● Exercise description: Spot each line in the records below where the word "ffffff" occurs, then copy it.

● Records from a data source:
......
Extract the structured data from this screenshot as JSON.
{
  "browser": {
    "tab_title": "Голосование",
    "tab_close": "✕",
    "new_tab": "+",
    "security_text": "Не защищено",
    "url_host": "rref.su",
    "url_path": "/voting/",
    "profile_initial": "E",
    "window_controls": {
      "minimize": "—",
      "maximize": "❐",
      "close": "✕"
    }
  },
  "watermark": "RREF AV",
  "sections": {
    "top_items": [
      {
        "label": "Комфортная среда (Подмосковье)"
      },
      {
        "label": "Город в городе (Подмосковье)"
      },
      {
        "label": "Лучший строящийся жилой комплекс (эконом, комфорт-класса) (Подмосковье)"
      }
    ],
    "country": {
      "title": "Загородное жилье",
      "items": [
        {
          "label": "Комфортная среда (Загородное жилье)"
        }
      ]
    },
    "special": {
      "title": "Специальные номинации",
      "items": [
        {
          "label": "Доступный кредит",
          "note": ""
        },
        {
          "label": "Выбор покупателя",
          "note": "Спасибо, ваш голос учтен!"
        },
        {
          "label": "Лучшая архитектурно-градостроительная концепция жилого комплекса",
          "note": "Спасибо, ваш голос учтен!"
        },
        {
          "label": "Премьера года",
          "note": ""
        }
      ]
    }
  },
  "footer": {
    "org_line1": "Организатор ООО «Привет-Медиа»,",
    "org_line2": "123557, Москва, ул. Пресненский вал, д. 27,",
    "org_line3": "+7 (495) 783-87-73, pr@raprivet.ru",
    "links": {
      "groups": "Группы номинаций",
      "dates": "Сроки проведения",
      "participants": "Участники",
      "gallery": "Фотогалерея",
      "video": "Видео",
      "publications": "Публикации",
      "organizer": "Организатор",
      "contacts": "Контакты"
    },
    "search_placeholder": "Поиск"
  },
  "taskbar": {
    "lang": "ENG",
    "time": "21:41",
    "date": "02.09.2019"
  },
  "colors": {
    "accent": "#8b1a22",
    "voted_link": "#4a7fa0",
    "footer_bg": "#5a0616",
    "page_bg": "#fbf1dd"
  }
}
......
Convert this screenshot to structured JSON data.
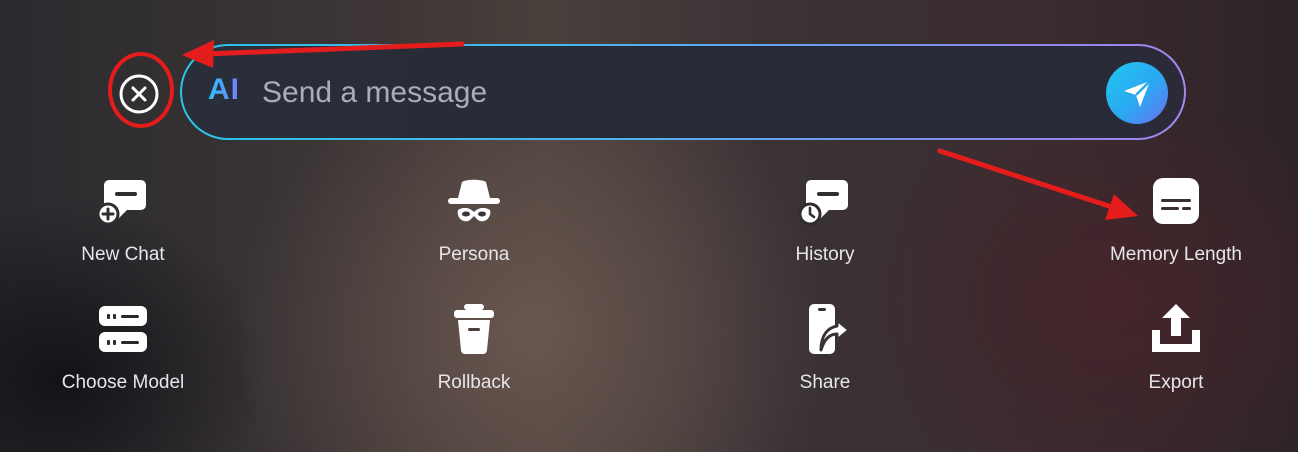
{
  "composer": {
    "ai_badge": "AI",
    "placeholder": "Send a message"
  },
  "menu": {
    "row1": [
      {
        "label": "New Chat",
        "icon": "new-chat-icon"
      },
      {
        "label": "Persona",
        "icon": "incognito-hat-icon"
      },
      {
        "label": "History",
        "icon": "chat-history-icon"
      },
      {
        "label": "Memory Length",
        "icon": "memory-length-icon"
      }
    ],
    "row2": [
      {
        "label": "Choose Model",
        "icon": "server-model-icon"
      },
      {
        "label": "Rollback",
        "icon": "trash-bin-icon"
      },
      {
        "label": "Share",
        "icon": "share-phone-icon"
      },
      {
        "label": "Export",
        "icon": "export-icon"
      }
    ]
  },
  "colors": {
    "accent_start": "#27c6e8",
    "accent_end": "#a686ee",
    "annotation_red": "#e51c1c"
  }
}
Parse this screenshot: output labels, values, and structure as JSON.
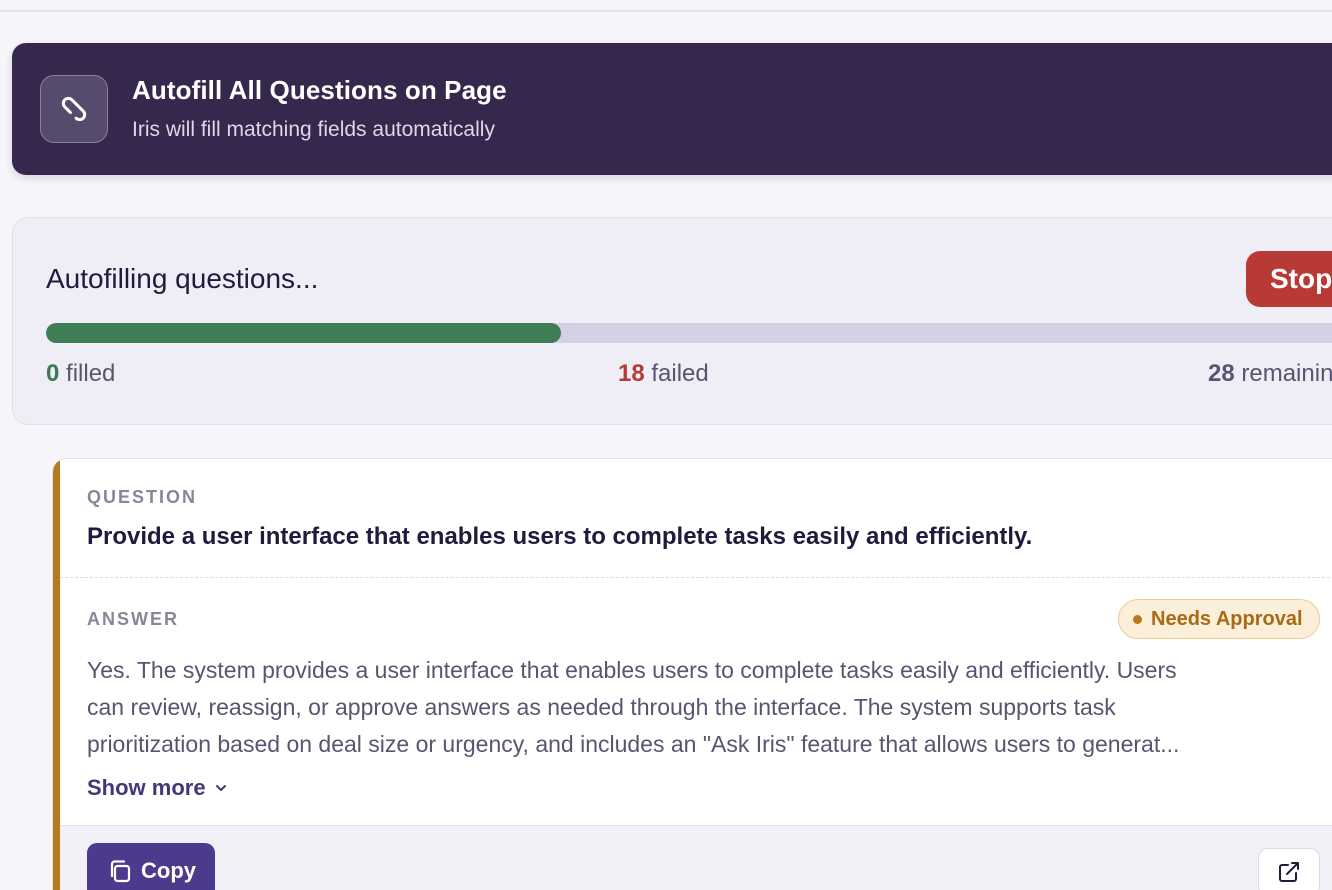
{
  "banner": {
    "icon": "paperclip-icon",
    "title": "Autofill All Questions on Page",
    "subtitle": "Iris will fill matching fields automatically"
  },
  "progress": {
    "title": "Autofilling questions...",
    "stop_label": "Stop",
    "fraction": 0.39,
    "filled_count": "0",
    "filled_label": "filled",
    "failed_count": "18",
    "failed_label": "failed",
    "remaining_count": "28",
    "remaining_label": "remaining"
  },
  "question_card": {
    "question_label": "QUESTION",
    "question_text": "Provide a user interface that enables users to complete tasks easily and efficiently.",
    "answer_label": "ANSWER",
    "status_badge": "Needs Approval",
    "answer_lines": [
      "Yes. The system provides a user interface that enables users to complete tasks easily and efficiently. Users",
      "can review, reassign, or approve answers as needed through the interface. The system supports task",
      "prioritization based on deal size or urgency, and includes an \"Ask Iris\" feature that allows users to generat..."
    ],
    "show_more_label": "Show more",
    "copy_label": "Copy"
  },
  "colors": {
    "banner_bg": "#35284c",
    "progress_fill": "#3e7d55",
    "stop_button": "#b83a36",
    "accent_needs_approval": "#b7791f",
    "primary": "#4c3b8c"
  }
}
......
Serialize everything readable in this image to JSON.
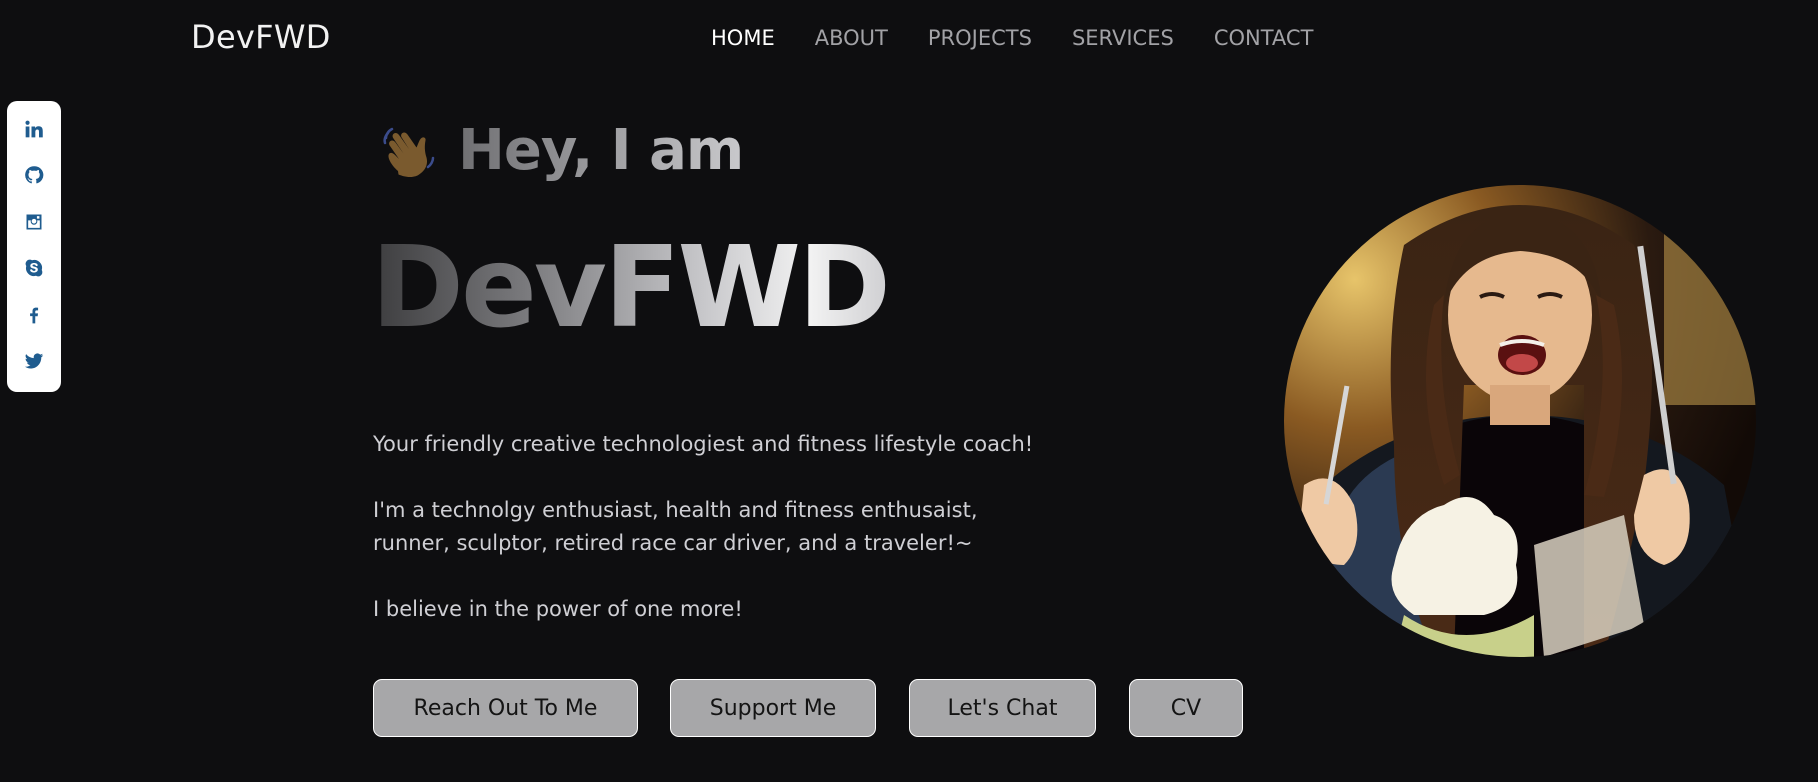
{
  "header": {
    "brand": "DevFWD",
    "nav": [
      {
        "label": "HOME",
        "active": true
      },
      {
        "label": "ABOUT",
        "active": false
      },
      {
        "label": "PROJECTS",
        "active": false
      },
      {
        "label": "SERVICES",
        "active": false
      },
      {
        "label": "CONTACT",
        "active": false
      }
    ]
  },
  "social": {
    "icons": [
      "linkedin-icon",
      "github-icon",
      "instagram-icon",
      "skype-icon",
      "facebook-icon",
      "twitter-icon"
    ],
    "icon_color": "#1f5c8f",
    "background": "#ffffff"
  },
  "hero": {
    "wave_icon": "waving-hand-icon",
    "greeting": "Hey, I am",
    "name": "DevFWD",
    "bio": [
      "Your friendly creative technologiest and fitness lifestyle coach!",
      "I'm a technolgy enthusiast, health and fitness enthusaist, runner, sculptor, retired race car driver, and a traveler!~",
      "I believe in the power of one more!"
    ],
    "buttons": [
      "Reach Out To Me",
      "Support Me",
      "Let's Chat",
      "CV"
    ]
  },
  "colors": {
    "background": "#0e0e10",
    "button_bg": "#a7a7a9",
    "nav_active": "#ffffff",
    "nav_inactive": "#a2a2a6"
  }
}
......
● Written solution:
    "background": "#ffffff"
    "nav_active": "#ffffff",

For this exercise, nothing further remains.